The input START

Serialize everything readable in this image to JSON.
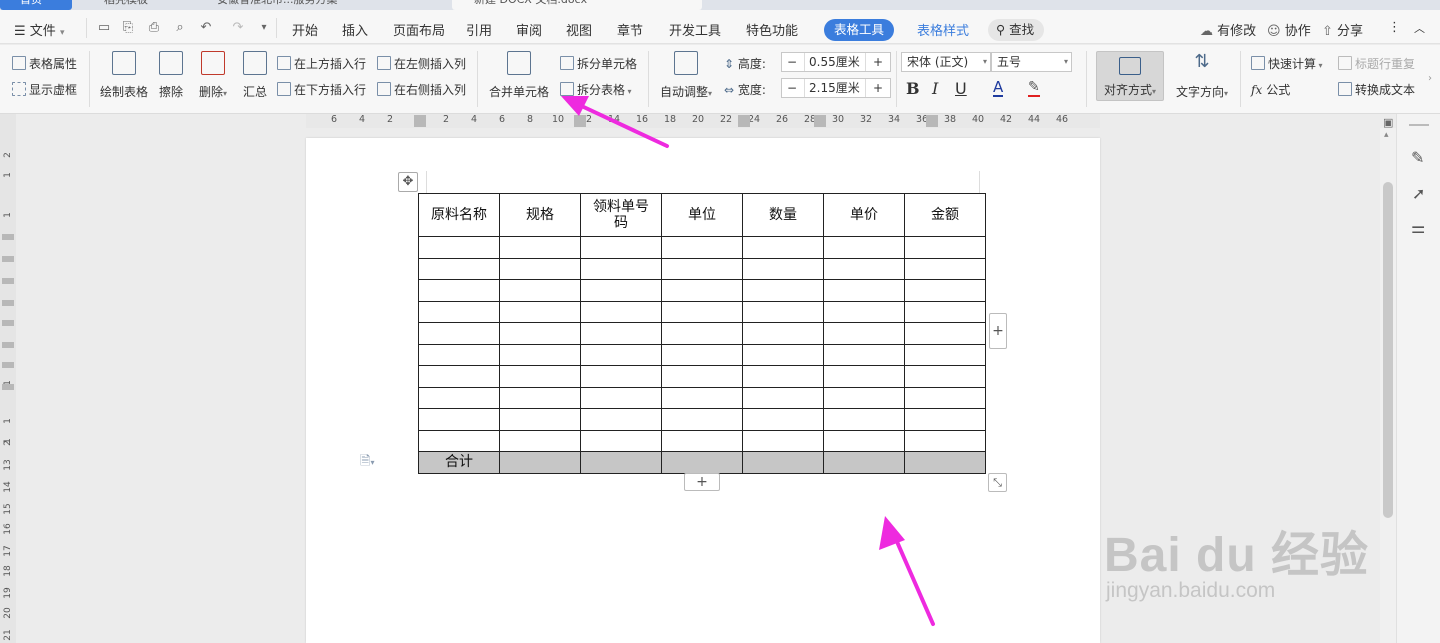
{
  "tabs": [
    {
      "label": "首页"
    },
    {
      "label": "稻壳模板"
    },
    {
      "label": "安徽省淮北市...服务方案"
    },
    {
      "label": "新建 DOCX 文档.docx"
    }
  ],
  "menu": {
    "file_label": "文件",
    "items": [
      "开始",
      "插入",
      "页面布局",
      "引用",
      "审阅",
      "视图",
      "章节",
      "开发工具",
      "特色功能"
    ],
    "table_tools": "表格工具",
    "table_style": "表格样式",
    "search": "查找",
    "right_items": [
      "有修改",
      "协作",
      "分享"
    ]
  },
  "ribbon": {
    "table_props": "表格属性",
    "show_gridlines": "显示虚框",
    "draw_table": "绘制表格",
    "erase": "擦除",
    "delete": "删除",
    "summary": "汇总",
    "insert_above": "在上方插入行",
    "insert_below": "在下方插入行",
    "insert_left": "在左侧插入列",
    "insert_right": "在右侧插入列",
    "merge_cells": "合并单元格",
    "split_cells": "拆分单元格",
    "split_table": "拆分表格",
    "auto_adjust": "自动调整",
    "height_label": "高度:",
    "height_value": "0.55厘米",
    "width_label": "宽度:",
    "width_value": "2.15厘米",
    "font_name": "宋体 (正文)",
    "font_size": "五号",
    "bold": "B",
    "italic": "I",
    "underline": "U",
    "font_color": "A",
    "align": "对齐方式",
    "text_direction": "文字方向",
    "quick_calc": "快速计算",
    "formula": "公式",
    "title_repeat": "标题行重复",
    "convert_text": "转换成文本"
  },
  "ruler_top": [
    "6",
    "4",
    "2",
    "2",
    "4",
    "6",
    "8",
    "10",
    "12",
    "14",
    "16",
    "18",
    "20",
    "22",
    "24",
    "26",
    "28",
    "30",
    "32",
    "34",
    "36",
    "38",
    "40",
    "42",
    "44",
    "46"
  ],
  "ruler_left": [
    "2",
    "1",
    "1",
    "1",
    "1",
    "1",
    "2",
    "13",
    "14",
    "15",
    "16",
    "17",
    "18",
    "19",
    "20",
    "21"
  ],
  "table": {
    "headers": [
      "原料名称",
      "规格",
      "领料单号码",
      "单位",
      "数量",
      "单价",
      "金额"
    ],
    "empty_rows": 10,
    "total_label": "合计"
  },
  "watermark": {
    "brand": "Bai du 经验",
    "url": "jingyan.baidu.com"
  },
  "colors": {
    "accent": "#3b7ddd",
    "arrow": "#ee2adf",
    "total_row": "#c6c6c6"
  }
}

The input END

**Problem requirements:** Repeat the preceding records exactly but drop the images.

**Response box:**
Serialize everything readable in this image to JSON.
{
  "tabs": [
    {
      "label": "首页"
    },
    {
      "label": "稻壳模板"
    },
    {
      "label": "安徽省淮北市...服务方案"
    },
    {
      "label": "新建 DOCX 文档.docx"
    }
  ],
  "menu": {
    "file_label": "文件",
    "items": [
      "开始",
      "插入",
      "页面布局",
      "引用",
      "审阅",
      "视图",
      "章节",
      "开发工具",
      "特色功能"
    ],
    "table_tools": "表格工具",
    "table_style": "表格样式",
    "search": "查找",
    "right_items": [
      "有修改",
      "协作",
      "分享"
    ]
  },
  "ribbon": {
    "table_props": "表格属性",
    "show_gridlines": "显示虚框",
    "draw_table": "绘制表格",
    "erase": "擦除",
    "delete": "删除",
    "summary": "汇总",
    "insert_above": "在上方插入行",
    "insert_below": "在下方插入行",
    "insert_left": "在左侧插入列",
    "insert_right": "在右侧插入列",
    "merge_cells": "合并单元格",
    "split_cells": "拆分单元格",
    "split_table": "拆分表格",
    "auto_adjust": "自动调整",
    "height_label": "高度:",
    "height_value": "0.55厘米",
    "width_label": "宽度:",
    "width_value": "2.15厘米",
    "font_name": "宋体 (正文)",
    "font_size": "五号",
    "bold": "B",
    "italic": "I",
    "underline": "U",
    "font_color": "A",
    "align": "对齐方式",
    "text_direction": "文字方向",
    "quick_calc": "快速计算",
    "formula": "公式",
    "title_repeat": "标题行重复",
    "convert_text": "转换成文本"
  },
  "ruler_top": [
    "6",
    "4",
    "2",
    "2",
    "4",
    "6",
    "8",
    "10",
    "12",
    "14",
    "16",
    "18",
    "20",
    "22",
    "24",
    "26",
    "28",
    "30",
    "32",
    "34",
    "36",
    "38",
    "40",
    "42",
    "44",
    "46"
  ],
  "ruler_left": [
    "2",
    "1",
    "1",
    "1",
    "1",
    "1",
    "2",
    "13",
    "14",
    "15",
    "16",
    "17",
    "18",
    "19",
    "20",
    "21"
  ],
  "table": {
    "headers": [
      "原料名称",
      "规格",
      "领料单号码",
      "单位",
      "数量",
      "单价",
      "金额"
    ],
    "empty_rows": 10,
    "total_label": "合计"
  },
  "watermark": {
    "brand": "Bai du 经验",
    "url": "jingyan.baidu.com"
  },
  "colors": {
    "accent": "#3b7ddd",
    "arrow": "#ee2adf",
    "total_row": "#c6c6c6"
  }
}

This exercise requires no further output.